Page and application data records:
═══

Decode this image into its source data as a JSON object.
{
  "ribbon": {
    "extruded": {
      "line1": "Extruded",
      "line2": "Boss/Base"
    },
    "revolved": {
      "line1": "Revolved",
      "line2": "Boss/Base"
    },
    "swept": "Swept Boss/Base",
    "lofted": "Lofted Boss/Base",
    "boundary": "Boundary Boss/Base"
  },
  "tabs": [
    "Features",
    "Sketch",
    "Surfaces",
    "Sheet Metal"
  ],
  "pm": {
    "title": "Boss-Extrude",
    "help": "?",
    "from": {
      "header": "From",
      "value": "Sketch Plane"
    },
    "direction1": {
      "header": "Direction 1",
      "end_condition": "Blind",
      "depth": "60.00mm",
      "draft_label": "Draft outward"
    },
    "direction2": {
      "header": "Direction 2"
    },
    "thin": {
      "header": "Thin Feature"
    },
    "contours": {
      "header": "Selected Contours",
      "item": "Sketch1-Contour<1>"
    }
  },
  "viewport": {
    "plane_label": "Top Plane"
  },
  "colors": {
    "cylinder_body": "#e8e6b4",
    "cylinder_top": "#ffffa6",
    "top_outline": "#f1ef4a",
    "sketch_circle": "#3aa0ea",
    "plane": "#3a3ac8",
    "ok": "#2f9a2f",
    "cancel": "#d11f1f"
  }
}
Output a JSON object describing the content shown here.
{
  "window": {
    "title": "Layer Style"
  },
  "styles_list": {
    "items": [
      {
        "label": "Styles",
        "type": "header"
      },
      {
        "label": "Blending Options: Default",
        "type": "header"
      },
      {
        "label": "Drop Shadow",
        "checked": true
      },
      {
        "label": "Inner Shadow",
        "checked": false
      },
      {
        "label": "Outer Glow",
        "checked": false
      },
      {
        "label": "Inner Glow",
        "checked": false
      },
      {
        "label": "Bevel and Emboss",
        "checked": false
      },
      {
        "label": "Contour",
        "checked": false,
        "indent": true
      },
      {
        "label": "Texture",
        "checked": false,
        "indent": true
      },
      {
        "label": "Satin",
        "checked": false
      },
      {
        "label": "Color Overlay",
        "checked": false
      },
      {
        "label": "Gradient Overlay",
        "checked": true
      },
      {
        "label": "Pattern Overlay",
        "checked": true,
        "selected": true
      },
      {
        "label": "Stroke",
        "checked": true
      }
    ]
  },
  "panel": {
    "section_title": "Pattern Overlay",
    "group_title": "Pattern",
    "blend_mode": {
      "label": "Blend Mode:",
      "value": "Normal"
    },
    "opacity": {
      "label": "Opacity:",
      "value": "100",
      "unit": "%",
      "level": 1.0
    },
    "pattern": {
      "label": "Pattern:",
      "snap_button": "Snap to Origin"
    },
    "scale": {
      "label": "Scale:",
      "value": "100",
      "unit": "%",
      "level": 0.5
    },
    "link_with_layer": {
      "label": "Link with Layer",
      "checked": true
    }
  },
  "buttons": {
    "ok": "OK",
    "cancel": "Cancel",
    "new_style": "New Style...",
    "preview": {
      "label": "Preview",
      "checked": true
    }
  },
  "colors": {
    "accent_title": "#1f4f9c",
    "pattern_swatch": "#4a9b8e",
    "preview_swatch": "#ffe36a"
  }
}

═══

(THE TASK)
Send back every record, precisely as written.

(ANSWER SECTION)
Decode this image into its source data as a JSON object.
{
  "ribbon": {
    "extruded": {
      "line1": "Extruded",
      "line2": "Boss/Base"
    },
    "revolved": {
      "line1": "Revolved",
      "line2": "Boss/Base"
    },
    "swept": "Swept Boss/Base",
    "lofted": "Lofted Boss/Base",
    "boundary": "Boundary Boss/Base"
  },
  "tabs": [
    "Features",
    "Sketch",
    "Surfaces",
    "Sheet Metal"
  ],
  "pm": {
    "title": "Boss-Extrude",
    "help": "?",
    "from": {
      "header": "From",
      "value": "Sketch Plane"
    },
    "direction1": {
      "header": "Direction 1",
      "end_condition": "Blind",
      "depth": "60.00mm",
      "draft_label": "Draft outward"
    },
    "direction2": {
      "header": "Direction 2"
    },
    "thin": {
      "header": "Thin Feature"
    },
    "contours": {
      "header": "Selected Contours",
      "item": "Sketch1-Contour<1>"
    }
  },
  "viewport": {
    "plane_label": "Top Plane"
  },
  "colors": {
    "cylinder_body": "#e8e6b4",
    "cylinder_top": "#ffffa6",
    "top_outline": "#f1ef4a",
    "sketch_circle": "#3aa0ea",
    "plane": "#3a3ac8",
    "ok": "#2f9a2f",
    "cancel": "#d11f1f"
  }
}
Output a JSON object describing the content shown here.
{
  "window": {
    "title": "Layer Style"
  },
  "styles_list": {
    "items": [
      {
        "label": "Styles",
        "type": "header"
      },
      {
        "label": "Blending Options: Default",
        "type": "header"
      },
      {
        "label": "Drop Shadow",
        "checked": true
      },
      {
        "label": "Inner Shadow",
        "checked": false
      },
      {
        "label": "Outer Glow",
        "checked": false
      },
      {
        "label": "Inner Glow",
        "checked": false
      },
      {
        "label": "Bevel and Emboss",
        "checked": false
      },
      {
        "label": "Contour",
        "checked": false,
        "indent": true
      },
      {
        "label": "Texture",
        "checked": false,
        "indent": true
      },
      {
        "label": "Satin",
        "checked": false
      },
      {
        "label": "Color Overlay",
        "checked": false
      },
      {
        "label": "Gradient Overlay",
        "checked": true
      },
      {
        "label": "Pattern Overlay",
        "checked": true,
        "selected": true
      },
      {
        "label": "Stroke",
        "checked": true
      }
    ]
  },
  "panel": {
    "section_title": "Pattern Overlay",
    "group_title": "Pattern",
    "blend_mode": {
      "label": "Blend Mode:",
      "value": "Normal"
    },
    "opacity": {
      "label": "Opacity:",
      "value": "100",
      "unit": "%",
      "level": 1.0
    },
    "pattern": {
      "label": "Pattern:",
      "snap_button": "Snap to Origin"
    },
    "scale": {
      "label": "Scale:",
      "value": "100",
      "unit": "%",
      "level": 0.5
    },
    "link_with_layer": {
      "label": "Link with Layer",
      "checked": true
    }
  },
  "buttons": {
    "ok": "OK",
    "cancel": "Cancel",
    "new_style": "New Style...",
    "preview": {
      "label": "Preview",
      "checked": true
    }
  },
  "colors": {
    "accent_title": "#1f4f9c",
    "pattern_swatch": "#4a9b8e",
    "preview_swatch": "#ffe36a"
  }
}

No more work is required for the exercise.